• **Your task**: In the lines below, count those containing the word "analyzer" and give the number alone.

Excerpts from a dataset
=== Section Start ===
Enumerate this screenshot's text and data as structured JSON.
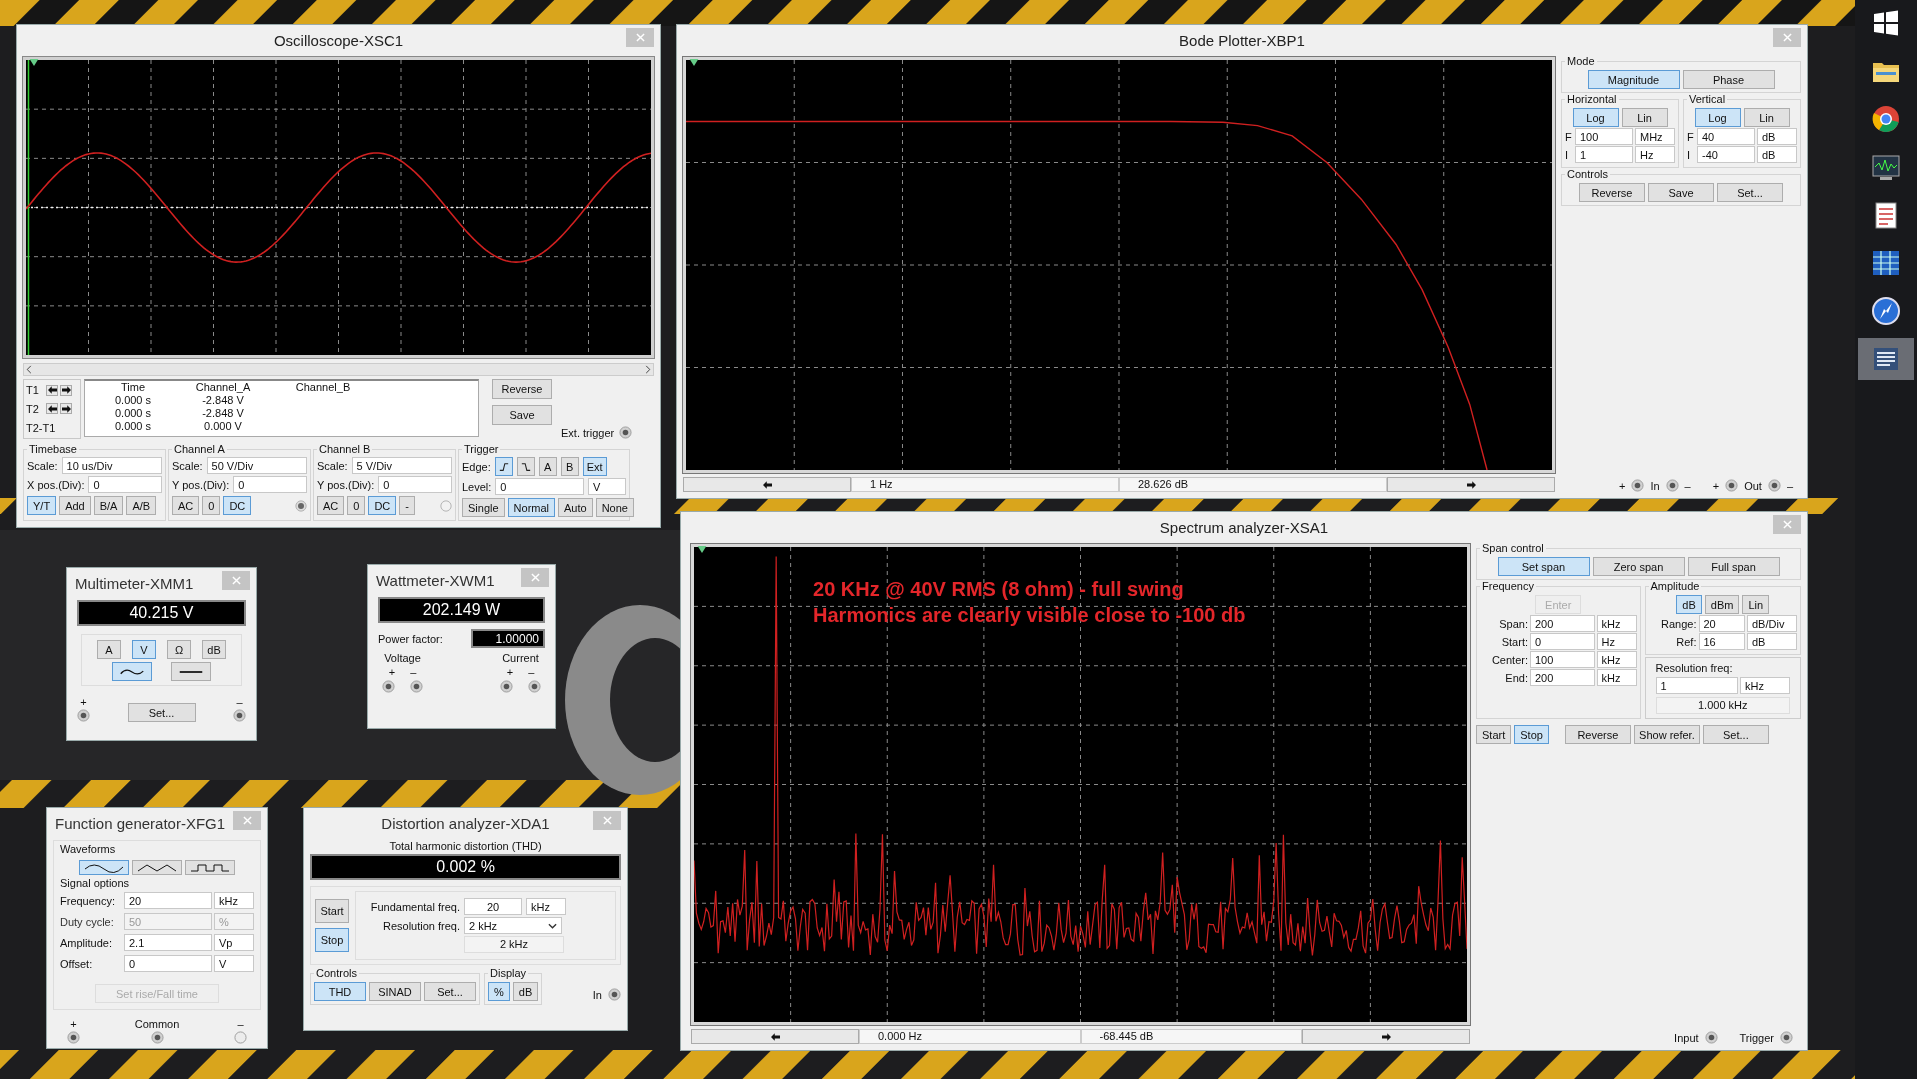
{
  "taskbar": {
    "items": [
      {
        "selected": false
      },
      {
        "selected": false
      },
      {
        "selected": false
      },
      {
        "selected": false
      },
      {
        "selected": false
      },
      {
        "selected": false
      },
      {
        "selected": false
      },
      {
        "selected": true
      }
    ]
  },
  "windows": [
    {
      "kind": "oscilloscope",
      "title": "Oscilloscope-XSC1",
      "cursors": {
        "labels": [
          "T1",
          "T2",
          "T2-T1"
        ],
        "columns": [
          "Time",
          "Channel_A",
          "Channel_B"
        ],
        "rows": [
          [
            "0.000 s",
            "-2.848 V"
          ],
          [
            "0.000 s",
            "-2.848 V"
          ],
          [
            "0.000 s",
            "0.000 V"
          ]
        ]
      },
      "buttons": [
        {
          "label": "Reverse"
        },
        {
          "label": "Save"
        }
      ],
      "ext_trigger": "Ext. trigger",
      "groups": [
        {
          "title": "Timebase",
          "fields": [
            {
              "label": "Scale:",
              "value": "10 us/Div"
            },
            {
              "label": "X pos.(Div):",
              "value": "0"
            }
          ],
          "buttons": [
            {
              "label": "Y/T",
              "selected": true
            },
            {
              "label": "Add",
              "selected": false
            },
            {
              "label": "B/A",
              "selected": false
            },
            {
              "label": "A/B",
              "selected": false
            }
          ]
        },
        {
          "title": "Channel A",
          "fields": [
            {
              "label": "Scale:",
              "value": "50  V/Div"
            },
            {
              "label": "Y pos.(Div):",
              "value": "0"
            }
          ],
          "buttons": [
            {
              "label": "AC",
              "selected": false
            },
            {
              "label": "0",
              "selected": false
            },
            {
              "label": "DC",
              "selected": true
            }
          ],
          "connected": true
        },
        {
          "title": "Channel B",
          "fields": [
            {
              "label": "Scale:",
              "value": "5  V/Div"
            },
            {
              "label": "Y pos.(Div):",
              "value": "0"
            }
          ],
          "buttons": [
            {
              "label": "AC",
              "selected": false
            },
            {
              "label": "0",
              "selected": false
            },
            {
              "label": "DC",
              "selected": true
            },
            {
              "label": "-",
              "selected": false
            }
          ],
          "connected": false
        }
      ],
      "trigger": {
        "title": "Trigger",
        "edge_label": "Edge:",
        "edge_buttons": [
          {
            "kind": "rising",
            "selected": true
          },
          {
            "kind": "falling",
            "selected": false
          },
          {
            "kind": "text",
            "label": "A",
            "selected": false
          },
          {
            "kind": "text",
            "label": "B",
            "selected": false
          },
          {
            "kind": "text",
            "label": "Ext",
            "selected": true
          }
        ],
        "level_label": "Level:",
        "level": "0",
        "level_unit": "V",
        "buttons": [
          {
            "label": "Single",
            "selected": false
          },
          {
            "label": "Normal",
            "selected": true
          },
          {
            "label": "Auto",
            "selected": false
          },
          {
            "label": "None",
            "selected": false
          }
        ]
      }
    },
    {
      "kind": "bode",
      "title": "Bode Plotter-XBP1",
      "readouts": [
        "1 Hz",
        "28.626 dB"
      ],
      "mode": {
        "title": "Mode",
        "buttons": [
          {
            "label": "Magnitude",
            "selected": true
          },
          {
            "label": "Phase",
            "selected": false
          }
        ]
      },
      "axes": [
        {
          "title": "Horizontal",
          "buttons": [
            {
              "label": "Log",
              "selected": true
            },
            {
              "label": "Lin",
              "selected": false
            }
          ],
          "rows": [
            {
              "label": "F",
              "value": "100",
              "unit": "MHz"
            },
            {
              "label": "I",
              "value": "1",
              "unit": "Hz"
            }
          ]
        },
        {
          "title": "Vertical",
          "buttons": [
            {
              "label": "Log",
              "selected": true
            },
            {
              "label": "Lin",
              "selected": false
            }
          ],
          "rows": [
            {
              "label": "F",
              "value": "40",
              "unit": "dB"
            },
            {
              "label": "I",
              "value": "-40",
              "unit": "dB"
            }
          ]
        }
      ],
      "controls": {
        "title": "Controls",
        "buttons": [
          {
            "label": "Reverse"
          },
          {
            "label": "Save"
          },
          {
            "label": "Set..."
          }
        ]
      },
      "terminals": [
        {
          "plus": "+",
          "label": "In",
          "minus": "–"
        },
        {
          "plus": "+",
          "label": "Out",
          "minus": "–"
        }
      ]
    },
    {
      "kind": "multimeter",
      "title": "Multimeter-XMM1",
      "display": "40.215 V",
      "modes": [
        {
          "label": "A",
          "selected": false
        },
        {
          "label": "V",
          "selected": true
        },
        {
          "label": "Ω",
          "selected": false
        },
        {
          "label": "dB",
          "selected": false
        }
      ],
      "signal": [
        {
          "kind": "ac",
          "selected": true
        },
        {
          "kind": "dc",
          "selected": false
        }
      ],
      "set": "Set...",
      "plus": "+",
      "minus": "–"
    },
    {
      "kind": "wattmeter",
      "title": "Wattmeter-XWM1",
      "display": "202.149 W",
      "pf_label": "Power factor:",
      "pf": "1.00000",
      "groups": [
        {
          "label": "Voltage",
          "plus": "+",
          "minus": "–"
        },
        {
          "label": "Current",
          "plus": "+",
          "minus": "–"
        }
      ]
    },
    {
      "kind": "spectrum",
      "title": "Spectrum analyzer-XSA1",
      "annotation": [
        "20 KHz @ 40V RMS (8 ohm) - full swing",
        "Harmonics are clearly visible close to -100 db"
      ],
      "readouts": [
        "0.000 Hz",
        "-68.445 dB"
      ],
      "span": {
        "title": "Span control",
        "buttons": [
          {
            "label": "Set span",
            "selected": true
          },
          {
            "label": "Zero span",
            "selected": false
          },
          {
            "label": "Full span",
            "selected": false
          }
        ]
      },
      "frequency": {
        "title": "Frequency",
        "enter": {
          "label": "Enter",
          "disabled": true
        },
        "rows": [
          {
            "label": "Span:",
            "value": "200",
            "unit": "kHz"
          },
          {
            "label": "Start:",
            "value": "0",
            "unit": "Hz"
          },
          {
            "label": "Center:",
            "value": "100",
            "unit": "kHz"
          },
          {
            "label": "End:",
            "value": "200",
            "unit": "kHz"
          }
        ]
      },
      "amplitude": {
        "title": "Amplitude",
        "buttons": [
          {
            "label": "dB",
            "selected": true
          },
          {
            "label": "dBm",
            "selected": false
          },
          {
            "label": "Lin",
            "selected": false
          }
        ],
        "rows": [
          {
            "label": "Range:",
            "value": "20",
            "unit": "dB/Div"
          },
          {
            "label": "Ref:",
            "value": "16",
            "unit": "dB"
          }
        ]
      },
      "resolution": {
        "title": "Resolution freq:",
        "value": "1",
        "unit": "kHz",
        "reading": "1.000 kHz"
      },
      "run_buttons": [
        {
          "label": "Start",
          "selected": false
        },
        {
          "label": "Stop",
          "selected": true
        }
      ],
      "buttons": [
        {
          "label": "Reverse"
        },
        {
          "label": "Show refer."
        },
        {
          "label": "Set..."
        }
      ],
      "terminals": [
        "Input",
        "Trigger"
      ]
    },
    {
      "kind": "function_generator",
      "title": "Function generator-XFG1",
      "waveforms_title": "Waveforms",
      "waveforms": [
        {
          "kind": "sine",
          "selected": true
        },
        {
          "kind": "triangle",
          "selected": false
        },
        {
          "kind": "square",
          "selected": false
        }
      ],
      "options_title": "Signal options",
      "rows": [
        {
          "label": "Frequency:",
          "value": "20",
          "unit": "kHz",
          "disabled": false
        },
        {
          "label": "Duty cycle:",
          "value": "50",
          "unit": "%",
          "disabled": true
        },
        {
          "label": "Amplitude:",
          "value": "2.1",
          "unit": "Vp",
          "disabled": false
        },
        {
          "label": "Offset:",
          "value": "0",
          "unit": "V",
          "disabled": false
        }
      ],
      "rise_fall": "Set rise/Fall time",
      "terminals": [
        {
          "label": "+",
          "connected": true
        },
        {
          "label": "Common",
          "connected": true
        },
        {
          "label": "–",
          "connected": false
        }
      ]
    },
    {
      "kind": "distortion",
      "title": "Distortion analyzer-XDA1",
      "thd_title": "Total harmonic distortion (THD)",
      "display": "0.002 %",
      "run_buttons": [
        {
          "label": "Start",
          "selected": false
        },
        {
          "label": "Stop",
          "selected": true
        }
      ],
      "fundamental": {
        "label": "Fundamental freq.",
        "value": "20",
        "unit": "kHz"
      },
      "resolution": {
        "label": "Resolution freq.",
        "value": "2 kHz",
        "reading": "2 kHz"
      },
      "controls": {
        "title": "Controls",
        "buttons": [
          {
            "label": "THD",
            "selected": true
          },
          {
            "label": "SINAD",
            "selected": false
          },
          {
            "label": "Set...",
            "selected": false
          }
        ]
      },
      "display_mode": {
        "title": "Display",
        "buttons": [
          {
            "label": "%",
            "selected": true
          },
          {
            "label": "dB",
            "selected": false
          }
        ]
      },
      "input": "In"
    }
  ]
}
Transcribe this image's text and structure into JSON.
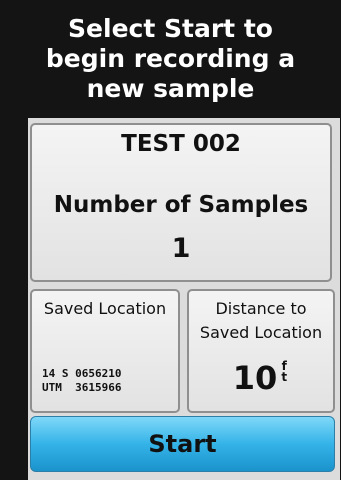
{
  "header": {
    "message": "Select Start to begin recording a new sample"
  },
  "main": {
    "title": "TEST  002",
    "samples_label": "Number of Samples",
    "samples_value": "1"
  },
  "saved_location": {
    "label": "Saved Location",
    "coords": "14 S 0656210\nUTM  3615966"
  },
  "distance": {
    "label": "Distance to Saved Location",
    "value": "10",
    "unit_top": "f",
    "unit_bottom": "t"
  },
  "start_button": {
    "label": "Start"
  },
  "colors": {
    "header_bg": "#141414",
    "button_blue": "#34b3e8",
    "panel_bg": "#eeeeee"
  }
}
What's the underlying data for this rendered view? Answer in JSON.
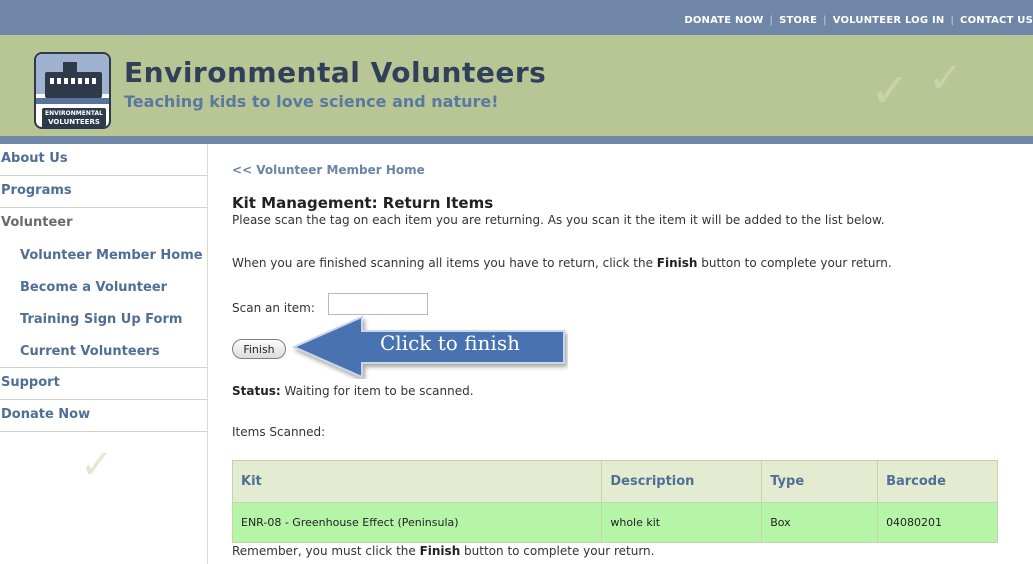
{
  "topnav": {
    "items": [
      "DONATE NOW",
      "STORE",
      "VOLUNTEER LOG IN",
      "CONTACT US"
    ],
    "separator": "|"
  },
  "header": {
    "title": "Environmental Volunteers",
    "tagline": "Teaching kids to love science and nature!",
    "logo_text": [
      "ENVIRONMENTAL",
      "VOLUNTEERS"
    ]
  },
  "sidebar": {
    "items": [
      {
        "label": "About Us"
      },
      {
        "label": "Programs"
      },
      {
        "label": "Volunteer"
      },
      {
        "label": "Volunteer Member Home"
      },
      {
        "label": "Become a Volunteer"
      },
      {
        "label": "Training Sign Up Form"
      },
      {
        "label": "Current Volunteers"
      },
      {
        "label": "Support"
      },
      {
        "label": "Donate Now"
      }
    ]
  },
  "main": {
    "back_link": "<< Volunteer Member Home",
    "title": "Kit Management: Return Items",
    "intro": "Please scan the tag on each item you are returning. As you scan it the item it will be added to the list below.",
    "instruction_pre": "When you are finished scanning all items you have to return, click the ",
    "instruction_bold": "Finish",
    "instruction_post": " button to complete your return.",
    "scan_label": "Scan an item:",
    "scan_value": "",
    "finish_label": "Finish",
    "callout": "Click to finish",
    "status_label": "Status:",
    "status_text": " Waiting for item to be scanned.",
    "items_label": "Items Scanned:",
    "table": {
      "headers": [
        "Kit",
        "Description",
        "Type",
        "Barcode"
      ],
      "rows": [
        [
          "ENR-08 - Greenhouse Effect (Peninsula)",
          "whole kit",
          "Box",
          "04080201"
        ]
      ]
    },
    "reminder_pre": "Remember, you must click the ",
    "reminder_bold": "Finish",
    "reminder_post": " button to complete your return."
  },
  "colors": {
    "topbar": "#6f86a6",
    "header": "#b7c694",
    "link": "#506e96",
    "row_highlight": "#b6f5a8",
    "callout_arrow": "#4a72b0"
  }
}
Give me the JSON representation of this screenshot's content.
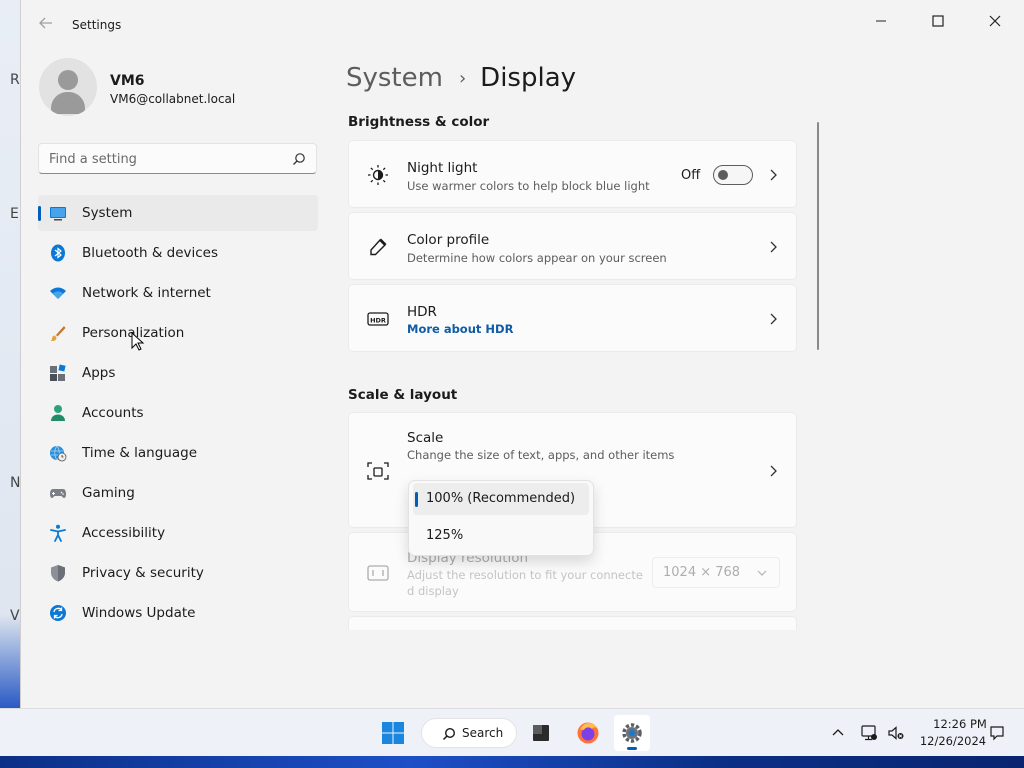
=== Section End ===
• **Task output**: 2